Christianity and the Nature of Science. Description: One of the most crucial issues facing Christians living in the twenty-first century is how to think about the authority of science as a source of knowledge in relationship to other sources of knowledge, such as philosophy and theology.
As Shakespeare put in in "As you Like It," the adversities of life on this planet often teach one to find "tongues in trees, books in the running brooks, sermons in stones, and good in every thing." In fact, nature is seen, both in the Bible, and throughout the history of Christianity, as a mirror in which one can see the image of an invisible God.
“A saying of Chrysostom’s has always pleased me very much, that the foundation of our philosophy is humility. But that of Augustine pleases me even more: ‘ so if you ask me concerning the precepts of the Christian religion, first, second and third, and always I would answer ‘Humility.'” John Calvin, Institutes, “Another observation, in a former letter of yours, has not Author: Ray Ortlund.

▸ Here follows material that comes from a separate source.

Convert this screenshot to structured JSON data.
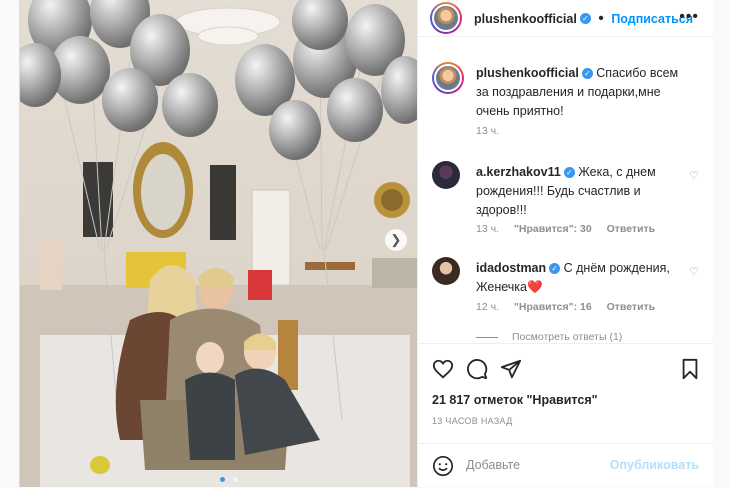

Moreland: Christianity and the Nature of Science. Grand Rapids: Baker, $ The debate about the relation between religion and science is not a first-order problem that can be solved from within science, but a second-order problem about the nature of both religion and : Vern Poythress.
Christianity, Climate Change, and Sustainable Living By Nick Spencer, Robert White & Virginia Vroblesky / Hendrickson Publishers (List $, CBD $) What should Christians do to protect the Earth and its people.
Amounts and patterns of consumption and production in the West have reached a level that cannot be maintained. The Sacred Mushroom and the Cross: A Study of the Nature and Origins of Christianity Within the Fertility Cults of the Ancient Near East is a book about the linguistics of early Christianity and fertility cults in the Ancient Near East.
It was written by John Marco Allegro (–).Author: John M. Allegro. Summary: Should Christians be Environmentalists. examines the extent of the environmental crisis, the basis for a biblical theology of nature, and what the Church should do in response to environmental exploitation.
Dan Story believes that Christian environmentalism can become a great apologetic and means of evangelistic outreach.5/5. Because the intelligent design movement began almost 30 years after Christian writer C. Lewis’s death, we cannot definitively say what he would have thought about it.
Lewis did, however, write frequently about the nature of science, including evolution. His views on this topic have been appreciated by believers and unbelievers alike. A discussion of Christian beliefs about the nature of God, from the book What Do Our Neighbors Believe: Questsions and Answers on Judaism, Christianity, and Islam by Howard R.
Greenstein, Kendra G. Hotz, and John Kaltner. The way we should treat nature is an example of how Christian beliefs fit real problems so well that even non-Christians often end up going against their own basic beliefs and acting as if they believe Christianity is right.
For the spiritual side of nature’s problems, continue OR Return to Contents.This article first considers the nature and development of the Christian religion, its ideas, and its institutions. This is followed by an examination of several intellectual manifestations of Christianity.
Finally, the position of Christianity in the world, the relations among its divisions and denominations.Lynn White, "The Historical Roots of our Ecological Crisis," Science (): For an understanding of the debate surrounding this article see Ecology and Religion in History, David and Eileen Spring, ed.(New York: Harper, ), and James A.
Nash, Loving Nature: Ecological Integrity and Christian Responsibility, (Nashville: Abingdon, ), pp.